Work item:
Your answer must be every line of the data that holds the string "accent".

Input for this task:
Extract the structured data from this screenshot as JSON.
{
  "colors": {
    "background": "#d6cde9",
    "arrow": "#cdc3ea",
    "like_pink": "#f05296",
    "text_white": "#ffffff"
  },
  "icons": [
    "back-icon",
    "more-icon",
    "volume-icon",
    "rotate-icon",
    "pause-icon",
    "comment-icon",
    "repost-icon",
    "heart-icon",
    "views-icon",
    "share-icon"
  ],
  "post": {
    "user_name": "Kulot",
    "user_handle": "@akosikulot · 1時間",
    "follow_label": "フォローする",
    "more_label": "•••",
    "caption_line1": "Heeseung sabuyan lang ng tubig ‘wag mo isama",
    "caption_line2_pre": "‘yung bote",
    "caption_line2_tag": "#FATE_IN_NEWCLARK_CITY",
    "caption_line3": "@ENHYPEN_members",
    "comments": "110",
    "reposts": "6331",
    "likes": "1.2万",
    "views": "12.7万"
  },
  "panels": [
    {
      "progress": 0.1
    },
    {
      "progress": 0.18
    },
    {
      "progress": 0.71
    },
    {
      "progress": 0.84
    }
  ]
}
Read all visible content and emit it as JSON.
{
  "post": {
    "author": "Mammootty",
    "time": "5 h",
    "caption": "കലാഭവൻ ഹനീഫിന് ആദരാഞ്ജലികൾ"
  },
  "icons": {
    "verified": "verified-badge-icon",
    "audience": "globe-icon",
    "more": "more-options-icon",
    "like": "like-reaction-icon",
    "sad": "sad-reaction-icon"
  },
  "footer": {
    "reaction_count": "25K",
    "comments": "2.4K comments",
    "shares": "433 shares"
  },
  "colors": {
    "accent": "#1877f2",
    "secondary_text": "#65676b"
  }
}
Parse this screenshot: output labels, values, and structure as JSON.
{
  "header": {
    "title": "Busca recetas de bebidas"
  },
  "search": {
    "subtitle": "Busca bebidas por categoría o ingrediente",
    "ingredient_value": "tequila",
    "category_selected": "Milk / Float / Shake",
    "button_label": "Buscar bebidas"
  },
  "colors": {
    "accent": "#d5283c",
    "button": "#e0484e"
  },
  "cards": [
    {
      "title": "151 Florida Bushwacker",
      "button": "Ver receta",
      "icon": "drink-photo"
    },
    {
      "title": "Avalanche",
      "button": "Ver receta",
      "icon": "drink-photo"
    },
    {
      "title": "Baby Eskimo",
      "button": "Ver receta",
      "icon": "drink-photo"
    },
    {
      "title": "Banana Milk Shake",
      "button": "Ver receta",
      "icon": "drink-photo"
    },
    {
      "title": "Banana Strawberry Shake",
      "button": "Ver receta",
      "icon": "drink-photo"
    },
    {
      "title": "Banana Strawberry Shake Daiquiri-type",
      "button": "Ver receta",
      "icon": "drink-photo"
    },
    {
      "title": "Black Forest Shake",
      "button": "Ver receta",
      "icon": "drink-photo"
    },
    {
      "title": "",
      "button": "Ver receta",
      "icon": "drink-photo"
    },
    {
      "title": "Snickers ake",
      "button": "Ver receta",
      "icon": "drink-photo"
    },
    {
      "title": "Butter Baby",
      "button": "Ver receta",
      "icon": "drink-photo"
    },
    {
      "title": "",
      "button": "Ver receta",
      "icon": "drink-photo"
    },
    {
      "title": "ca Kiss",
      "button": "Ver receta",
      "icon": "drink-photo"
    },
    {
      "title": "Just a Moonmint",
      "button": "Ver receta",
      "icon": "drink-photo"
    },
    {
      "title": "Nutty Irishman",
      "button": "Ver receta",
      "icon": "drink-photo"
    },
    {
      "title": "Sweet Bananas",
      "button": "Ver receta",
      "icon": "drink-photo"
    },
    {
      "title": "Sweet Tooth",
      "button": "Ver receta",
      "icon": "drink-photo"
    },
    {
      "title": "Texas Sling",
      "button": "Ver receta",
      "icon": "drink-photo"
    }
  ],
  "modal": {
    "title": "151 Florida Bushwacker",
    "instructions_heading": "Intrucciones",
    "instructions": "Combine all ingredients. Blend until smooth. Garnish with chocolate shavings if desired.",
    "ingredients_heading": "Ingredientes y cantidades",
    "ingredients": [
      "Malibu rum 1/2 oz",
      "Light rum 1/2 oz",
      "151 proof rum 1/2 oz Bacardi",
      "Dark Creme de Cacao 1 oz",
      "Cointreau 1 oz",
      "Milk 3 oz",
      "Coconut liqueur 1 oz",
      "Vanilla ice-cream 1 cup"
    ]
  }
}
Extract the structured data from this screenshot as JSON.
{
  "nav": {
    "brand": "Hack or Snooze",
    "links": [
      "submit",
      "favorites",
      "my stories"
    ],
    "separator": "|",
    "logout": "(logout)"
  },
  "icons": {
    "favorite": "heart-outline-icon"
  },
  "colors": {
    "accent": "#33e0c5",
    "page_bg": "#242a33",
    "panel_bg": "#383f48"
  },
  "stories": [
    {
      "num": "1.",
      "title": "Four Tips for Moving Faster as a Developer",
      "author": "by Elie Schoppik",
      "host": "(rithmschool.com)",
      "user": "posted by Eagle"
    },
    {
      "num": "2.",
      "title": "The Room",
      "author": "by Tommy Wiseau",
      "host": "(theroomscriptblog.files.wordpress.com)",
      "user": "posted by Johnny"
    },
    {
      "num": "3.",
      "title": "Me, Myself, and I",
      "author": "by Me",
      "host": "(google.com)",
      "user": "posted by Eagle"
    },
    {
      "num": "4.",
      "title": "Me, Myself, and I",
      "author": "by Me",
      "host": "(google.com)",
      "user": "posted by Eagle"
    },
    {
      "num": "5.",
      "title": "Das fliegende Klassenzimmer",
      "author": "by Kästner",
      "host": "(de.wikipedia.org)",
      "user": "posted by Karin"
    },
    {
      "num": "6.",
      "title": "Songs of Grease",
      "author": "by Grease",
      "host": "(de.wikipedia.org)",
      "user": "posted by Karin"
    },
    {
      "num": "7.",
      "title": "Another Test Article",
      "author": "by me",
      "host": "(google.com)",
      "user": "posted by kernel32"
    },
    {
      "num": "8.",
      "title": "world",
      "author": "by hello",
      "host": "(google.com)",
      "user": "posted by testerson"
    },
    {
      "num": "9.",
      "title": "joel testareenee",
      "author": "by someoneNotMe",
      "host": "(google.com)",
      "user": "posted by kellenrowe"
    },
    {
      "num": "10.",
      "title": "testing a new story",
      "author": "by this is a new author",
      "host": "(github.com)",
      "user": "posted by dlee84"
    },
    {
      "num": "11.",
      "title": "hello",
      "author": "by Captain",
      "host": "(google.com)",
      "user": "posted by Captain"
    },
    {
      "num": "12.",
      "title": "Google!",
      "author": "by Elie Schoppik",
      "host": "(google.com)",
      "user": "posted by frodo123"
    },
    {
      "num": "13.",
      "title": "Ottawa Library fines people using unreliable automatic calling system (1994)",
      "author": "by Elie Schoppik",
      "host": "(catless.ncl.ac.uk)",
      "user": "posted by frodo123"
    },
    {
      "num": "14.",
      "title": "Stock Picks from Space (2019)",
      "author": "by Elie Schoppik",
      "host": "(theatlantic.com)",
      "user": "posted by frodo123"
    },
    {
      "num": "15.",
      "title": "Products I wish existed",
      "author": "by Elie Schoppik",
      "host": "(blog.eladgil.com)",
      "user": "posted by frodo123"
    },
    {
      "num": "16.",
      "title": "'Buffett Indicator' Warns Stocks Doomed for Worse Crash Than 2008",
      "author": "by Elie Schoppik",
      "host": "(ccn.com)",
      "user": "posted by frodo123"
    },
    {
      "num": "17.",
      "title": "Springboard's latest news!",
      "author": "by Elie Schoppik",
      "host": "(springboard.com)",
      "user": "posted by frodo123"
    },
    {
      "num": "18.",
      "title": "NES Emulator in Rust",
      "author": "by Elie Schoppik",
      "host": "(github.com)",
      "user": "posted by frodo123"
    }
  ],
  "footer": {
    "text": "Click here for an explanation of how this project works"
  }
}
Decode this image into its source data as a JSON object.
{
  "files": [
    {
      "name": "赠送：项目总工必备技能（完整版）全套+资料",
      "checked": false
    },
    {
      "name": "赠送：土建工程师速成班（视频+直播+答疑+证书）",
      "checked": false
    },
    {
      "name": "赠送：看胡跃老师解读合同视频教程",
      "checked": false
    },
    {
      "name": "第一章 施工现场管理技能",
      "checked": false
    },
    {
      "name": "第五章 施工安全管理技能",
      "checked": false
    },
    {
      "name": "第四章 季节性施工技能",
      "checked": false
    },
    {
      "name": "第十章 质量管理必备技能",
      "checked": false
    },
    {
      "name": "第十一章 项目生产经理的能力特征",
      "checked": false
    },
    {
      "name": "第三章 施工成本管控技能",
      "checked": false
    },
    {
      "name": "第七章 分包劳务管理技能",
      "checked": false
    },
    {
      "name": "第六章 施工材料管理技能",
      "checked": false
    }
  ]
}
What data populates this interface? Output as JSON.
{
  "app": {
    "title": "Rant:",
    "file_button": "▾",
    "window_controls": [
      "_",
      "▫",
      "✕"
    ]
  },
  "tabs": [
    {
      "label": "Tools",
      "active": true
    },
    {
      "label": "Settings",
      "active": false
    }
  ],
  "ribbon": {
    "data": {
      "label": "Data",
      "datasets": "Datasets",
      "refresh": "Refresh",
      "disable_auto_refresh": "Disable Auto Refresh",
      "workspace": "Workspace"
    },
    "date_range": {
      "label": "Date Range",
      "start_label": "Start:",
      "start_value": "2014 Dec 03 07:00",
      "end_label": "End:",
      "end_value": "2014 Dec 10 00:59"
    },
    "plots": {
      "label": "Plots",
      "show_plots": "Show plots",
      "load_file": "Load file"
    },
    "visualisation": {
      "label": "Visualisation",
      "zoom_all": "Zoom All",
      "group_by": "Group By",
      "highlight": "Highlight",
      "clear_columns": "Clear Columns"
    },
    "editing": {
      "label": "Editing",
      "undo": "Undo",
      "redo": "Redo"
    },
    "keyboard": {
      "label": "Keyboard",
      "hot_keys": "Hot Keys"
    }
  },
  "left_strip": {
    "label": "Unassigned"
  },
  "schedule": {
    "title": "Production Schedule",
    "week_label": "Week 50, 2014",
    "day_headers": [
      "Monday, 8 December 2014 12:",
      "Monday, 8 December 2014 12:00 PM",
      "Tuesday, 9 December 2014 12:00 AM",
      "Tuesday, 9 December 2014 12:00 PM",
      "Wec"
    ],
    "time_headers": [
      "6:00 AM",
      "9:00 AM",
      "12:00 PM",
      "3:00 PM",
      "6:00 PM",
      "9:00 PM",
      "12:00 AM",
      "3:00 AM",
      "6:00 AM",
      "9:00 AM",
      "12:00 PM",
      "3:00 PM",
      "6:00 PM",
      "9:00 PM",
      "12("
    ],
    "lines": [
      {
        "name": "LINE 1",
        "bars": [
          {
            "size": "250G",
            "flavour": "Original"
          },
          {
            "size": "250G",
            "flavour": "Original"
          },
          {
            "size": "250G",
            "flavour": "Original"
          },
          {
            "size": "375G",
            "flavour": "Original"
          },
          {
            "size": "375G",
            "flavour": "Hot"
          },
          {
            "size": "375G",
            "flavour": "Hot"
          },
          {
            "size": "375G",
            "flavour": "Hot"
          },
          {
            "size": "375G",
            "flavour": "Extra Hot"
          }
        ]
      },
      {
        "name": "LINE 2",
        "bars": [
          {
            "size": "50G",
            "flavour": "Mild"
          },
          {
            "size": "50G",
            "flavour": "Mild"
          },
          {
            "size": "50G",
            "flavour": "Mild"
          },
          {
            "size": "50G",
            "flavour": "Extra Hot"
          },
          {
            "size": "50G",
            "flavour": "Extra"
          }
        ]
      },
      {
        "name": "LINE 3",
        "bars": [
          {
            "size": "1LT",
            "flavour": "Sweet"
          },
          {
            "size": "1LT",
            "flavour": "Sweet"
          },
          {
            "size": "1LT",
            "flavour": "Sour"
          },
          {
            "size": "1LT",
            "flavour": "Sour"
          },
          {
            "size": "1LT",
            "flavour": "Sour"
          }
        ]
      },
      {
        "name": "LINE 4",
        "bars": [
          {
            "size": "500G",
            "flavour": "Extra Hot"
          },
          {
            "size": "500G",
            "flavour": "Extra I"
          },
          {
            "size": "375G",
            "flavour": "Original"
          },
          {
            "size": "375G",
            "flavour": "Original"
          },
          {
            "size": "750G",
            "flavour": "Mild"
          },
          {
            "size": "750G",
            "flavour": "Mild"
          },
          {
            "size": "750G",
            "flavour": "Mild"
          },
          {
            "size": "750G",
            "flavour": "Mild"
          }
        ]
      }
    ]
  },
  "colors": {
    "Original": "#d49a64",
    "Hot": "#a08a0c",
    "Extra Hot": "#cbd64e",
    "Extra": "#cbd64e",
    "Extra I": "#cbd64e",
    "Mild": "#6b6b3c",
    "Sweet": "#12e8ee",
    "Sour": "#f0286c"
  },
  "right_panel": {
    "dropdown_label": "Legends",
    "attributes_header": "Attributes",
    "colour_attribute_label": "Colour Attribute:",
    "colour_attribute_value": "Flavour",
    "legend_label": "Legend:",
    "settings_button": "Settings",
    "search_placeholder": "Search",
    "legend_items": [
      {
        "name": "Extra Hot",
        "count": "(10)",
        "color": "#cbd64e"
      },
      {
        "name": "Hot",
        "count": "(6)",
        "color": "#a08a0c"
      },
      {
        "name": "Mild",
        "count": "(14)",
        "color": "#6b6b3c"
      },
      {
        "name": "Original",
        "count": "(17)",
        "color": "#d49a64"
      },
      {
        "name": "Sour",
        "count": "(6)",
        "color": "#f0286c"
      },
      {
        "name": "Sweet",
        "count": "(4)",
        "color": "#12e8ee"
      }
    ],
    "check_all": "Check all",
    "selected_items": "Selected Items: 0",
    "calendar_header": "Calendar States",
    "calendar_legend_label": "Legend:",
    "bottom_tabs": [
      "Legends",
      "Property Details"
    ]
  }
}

Answer below:
    "accent": "#1877f2",
    "accent": "#d5283c",
    "accent": "#33e0c5",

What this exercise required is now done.